As such, contests on tomshardware.com necessarily remain limited to our American audience. That’s the bad news. The good news is that we have Tom’s Hardware sites in France, England, Germany, Italy, Finland, Russia, and Turkey. So, I see no reason why 2012 shouldn’t see our international sites extend more giveaway opportunities to their local audiences as well, which we’d be happy to link to here.

I should also note that Tom’s Hardware recently won Samsung’s 830 SSD contest, which involved explaining solid-state technology as simply as possible. Because that one was hosted by Samsung itself, 15 of our readers, locally and internationally, are going to be given 128 GB drives.

BestConfigs

The BestConfigs section, designed to give our readers an easy place to send friends and family for community-approved upgrade advice, is in dire need of an update. I’ll be working with Joe Pishgar, our community manager, over the next couple of weeks to get new threads in the forums so that you can pick your favorite components for each of our 10 different build categories. Stay tuned.

Get Involved

Over the last year, we took more cues than ever from our audience. We polled you on Facebook, collected your feedback in the comments section of news stories asking for your preferred benchmarks, and communicated with you over Twitter.

I realize that there are plenty of Tom’s Hardware regulars who have no interest in social media, and that’s fine. However, I want to make sure that the door remains open to anyone with constructive feedback on ways we can better satisfy you with our writing, testing, and content direction. You’re more than welcome to jump onto my Twitter page and join the handful of regulars with whom I discuss upcoming stories, collect feedback on certain tests, and share information from private meetings at the shows I attend.

Have A Great 2012!

We have a lot of exciting content planned for the next 12 months. Multiple Radeon HD 7970s are currently sitting on test beds behind me. Radeon HD 7950s are expected soon. Intel’s Ivy Bridge architecture is nearly upon us. And Xeon E5s should be arriving in the next couple of months, too.

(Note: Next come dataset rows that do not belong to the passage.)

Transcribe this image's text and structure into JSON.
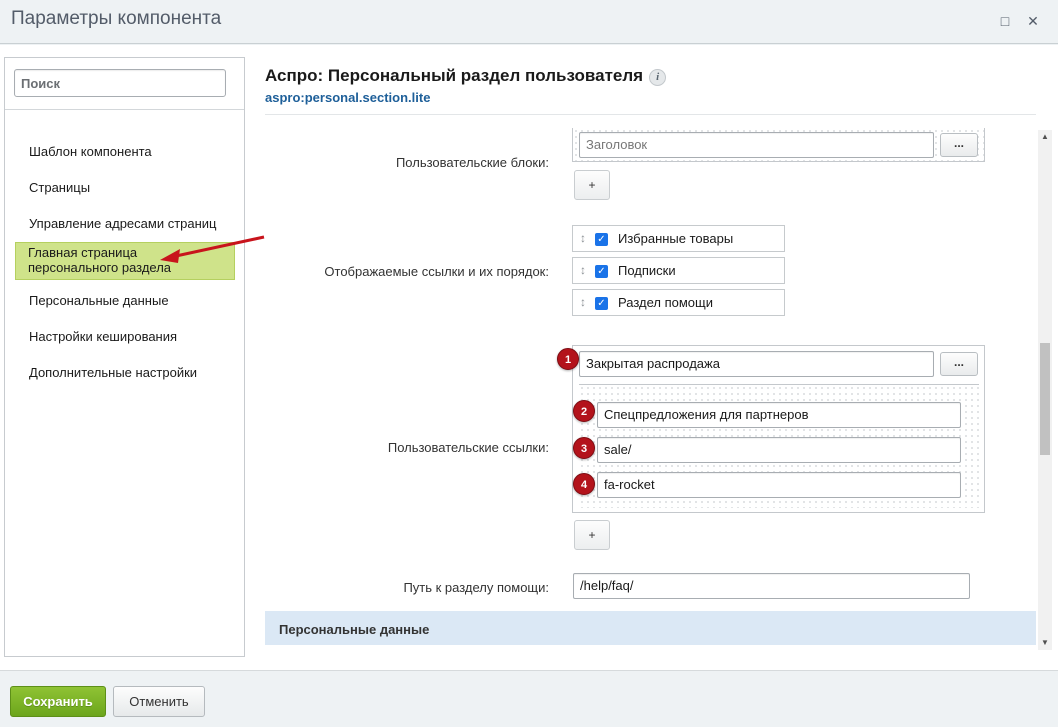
{
  "window": {
    "title": "Параметры компонента",
    "maximize_icon": "maximize-icon",
    "close_icon": "close-icon"
  },
  "sidebar": {
    "search_placeholder": "Поиск",
    "items": [
      {
        "label": "Шаблон компонента",
        "active": false
      },
      {
        "label": "Страницы",
        "active": false
      },
      {
        "label": "Управление адресами страниц",
        "active": false
      },
      {
        "label": "Главная страница персонального раздела",
        "active": true
      },
      {
        "label": "Персональные данные",
        "active": false
      },
      {
        "label": "Настройки кеширования",
        "active": false
      },
      {
        "label": "Дополнительные настройки",
        "active": false
      }
    ]
  },
  "component": {
    "title": "Аспро: Персональный раздел пользователя",
    "code": "aspro:personal.section.lite",
    "info_icon_glyph": "i"
  },
  "params": {
    "user_blocks": {
      "label": "Пользовательские блоки:",
      "field_placeholder": "Заголовок",
      "dots_label": "...",
      "plus_label": "+"
    },
    "displayed_links": {
      "label": "Отображаемые ссылки и их порядок:",
      "items": [
        {
          "label": "Избранные товары",
          "checked": true
        },
        {
          "label": "Подписки",
          "checked": true
        },
        {
          "label": "Раздел помощи",
          "checked": true
        }
      ]
    },
    "user_links": {
      "label": "Пользовательские ссылки:",
      "title_value": "Закрытая распродажа",
      "dots_label": "...",
      "name_value": "Спецпредложения для партнеров",
      "url_value": "sale/",
      "icon_value": "fa-rocket",
      "plus_label": "+",
      "badges": [
        "1",
        "2",
        "3",
        "4"
      ]
    },
    "help_path": {
      "label": "Путь к разделу помощи:",
      "value": "/help/faq/"
    }
  },
  "section_header": "Персональные данные",
  "footer": {
    "save_label": "Сохранить",
    "cancel_label": "Отменить"
  },
  "colors": {
    "save_button": "#7ab42a",
    "active_item": "#cfe38a",
    "badge": "#b3131b",
    "annotation_arrow": "#c8141c",
    "section_bar": "#dbe8f5",
    "code_link": "#1e5f99"
  }
}
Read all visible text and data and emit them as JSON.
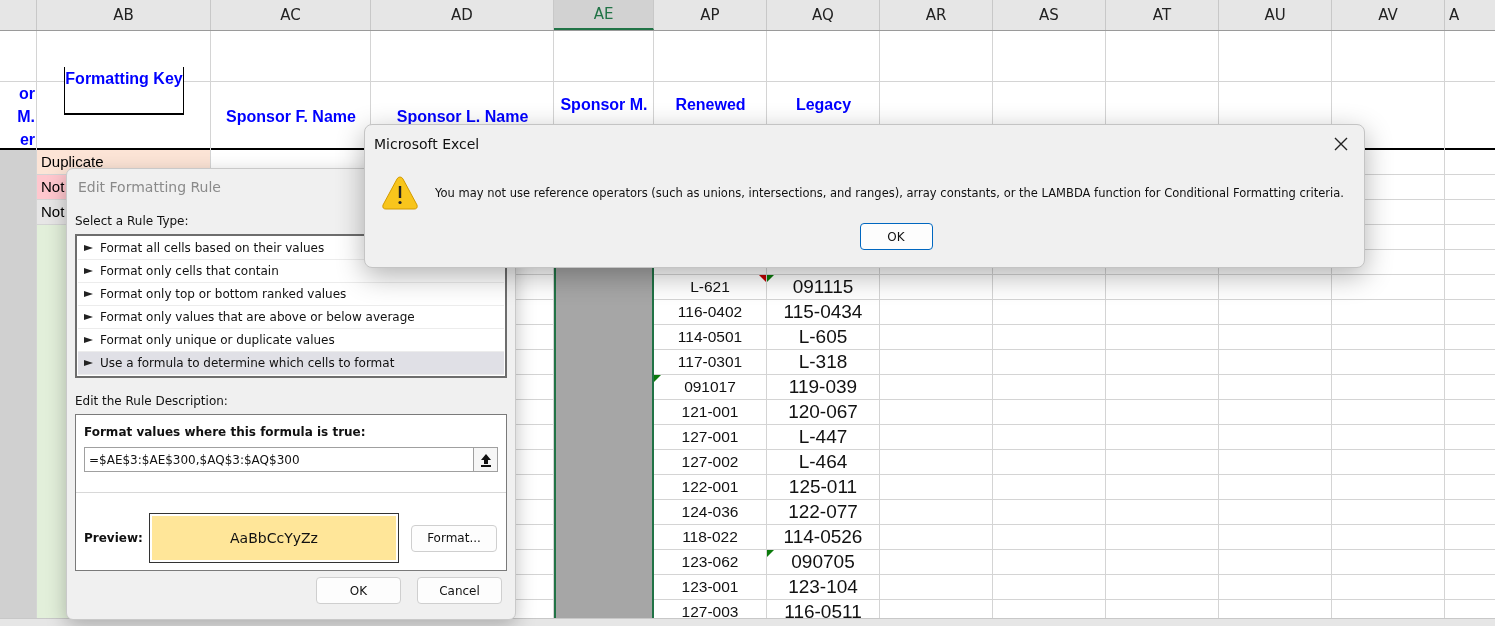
{
  "sheet": {
    "columns": [
      {
        "label": "AB",
        "selected": false
      },
      {
        "label": "AC",
        "selected": false
      },
      {
        "label": "AD",
        "selected": false
      },
      {
        "label": "AE",
        "selected": true
      },
      {
        "label": "AP",
        "selected": false
      },
      {
        "label": "AQ",
        "selected": false
      },
      {
        "label": "AR",
        "selected": false
      },
      {
        "label": "AS",
        "selected": false
      },
      {
        "label": "AT",
        "selected": false
      },
      {
        "label": "AU",
        "selected": false
      },
      {
        "label": "AV",
        "selected": false
      },
      {
        "label": "A",
        "selected": false
      }
    ],
    "headers": [
      "or M.\ner",
      "Formatting Key",
      "Sponsor F. Name",
      "Sponsor L. Name",
      "Sponsor M.",
      "Renewed",
      "Legacy"
    ],
    "key_cells": [
      {
        "text": "Duplicate",
        "color": "#fce4d6"
      },
      {
        "text": "Not",
        "color": "#ffc7ce"
      },
      {
        "text": "Not",
        "color": "#e7e6e6"
      }
    ],
    "rows": [
      {
        "cells": [
          {
            "text": "L-621",
            "error": false,
            "comment": true
          },
          {
            "text": "091115",
            "error": true,
            "comment": false
          }
        ]
      },
      {
        "cells": [
          {
            "text": "116-0402",
            "error": false,
            "comment": false
          },
          {
            "text": "115-0434",
            "error": false,
            "comment": false
          }
        ]
      },
      {
        "cells": [
          {
            "text": "114-0501",
            "error": false,
            "comment": false
          },
          {
            "text": "L-605",
            "error": false,
            "comment": false
          }
        ]
      },
      {
        "cells": [
          {
            "text": "117-0301",
            "error": false,
            "comment": false
          },
          {
            "text": "L-318",
            "error": false,
            "comment": false
          }
        ]
      },
      {
        "cells": [
          {
            "text": "091017",
            "error": true,
            "comment": false
          },
          {
            "text": "119-039",
            "error": false,
            "comment": false
          }
        ]
      },
      {
        "cells": [
          {
            "text": "121-001",
            "error": false,
            "comment": false
          },
          {
            "text": "120-067",
            "error": false,
            "comment": false
          }
        ]
      },
      {
        "cells": [
          {
            "text": "127-001",
            "error": false,
            "comment": false
          },
          {
            "text": "L-447",
            "error": false,
            "comment": false
          }
        ]
      },
      {
        "cells": [
          {
            "text": "127-002",
            "error": false,
            "comment": false
          },
          {
            "text": "L-464",
            "error": false,
            "comment": false
          }
        ]
      },
      {
        "cells": [
          {
            "text": "122-001",
            "error": false,
            "comment": false
          },
          {
            "text": "125-011",
            "error": false,
            "comment": false
          }
        ]
      },
      {
        "cells": [
          {
            "text": "124-036",
            "error": false,
            "comment": false
          },
          {
            "text": "122-077",
            "error": false,
            "comment": false
          }
        ]
      },
      {
        "cells": [
          {
            "text": "118-022",
            "error": false,
            "comment": false
          },
          {
            "text": "114-0526",
            "error": false,
            "comment": false
          }
        ]
      },
      {
        "cells": [
          {
            "text": "123-062",
            "error": false,
            "comment": false
          },
          {
            "text": "090705",
            "error": true,
            "comment": false
          }
        ]
      },
      {
        "cells": [
          {
            "text": "123-001",
            "error": false,
            "comment": false
          },
          {
            "text": "123-104",
            "error": false,
            "comment": false
          }
        ]
      },
      {
        "cells": [
          {
            "text": "127-003",
            "error": false,
            "comment": false
          },
          {
            "text": "116-0511",
            "error": false,
            "comment": false
          }
        ]
      }
    ]
  },
  "rule_dialog": {
    "title": "Edit Formatting Rule",
    "select_label": "Select a Rule Type:",
    "rule_types": [
      {
        "label": "Format all cells based on their values",
        "selected": false
      },
      {
        "label": "Format only cells that contain",
        "selected": false
      },
      {
        "label": "Format only top or bottom ranked values",
        "selected": false
      },
      {
        "label": "Format only values that are above or below average",
        "selected": false
      },
      {
        "label": "Format only unique or duplicate values",
        "selected": false
      },
      {
        "label": "Use a formula to determine which cells to format",
        "selected": true
      }
    ],
    "description_label": "Edit the Rule Description:",
    "formula_label": "Format values where this formula is true:",
    "formula": "=$AE$3:$AE$300,$AQ$3:$AQ$300",
    "preview_label": "Preview:",
    "preview": {
      "text": "AaBbCcYyZz"
    },
    "format_button": "Format...",
    "buttons": [
      "OK",
      "Cancel"
    ]
  },
  "message_box": {
    "title": "Microsoft Excel",
    "message": "You may not use reference operators (such as unions, intersections, and ranges), array constants, or the LAMBDA function for Conditional Formatting criteria.",
    "button": "OK"
  }
}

Really, though, some of the best stories and series are the ones we didn’t explicitly plan, but were presented by Tom’s Hardware readers with great ideas. Adam Overa’s line-up of Web Browser Grand Prixs, Paul Henningsen’s Balanced PC stories, and Dr. Alan Dang’s security coverage were all high points of the last year. As mentioned, I’m looking to introduce several more writers’ ideas to the site. If you think you have what it takes, check out the news post I just published.

Chris Angelini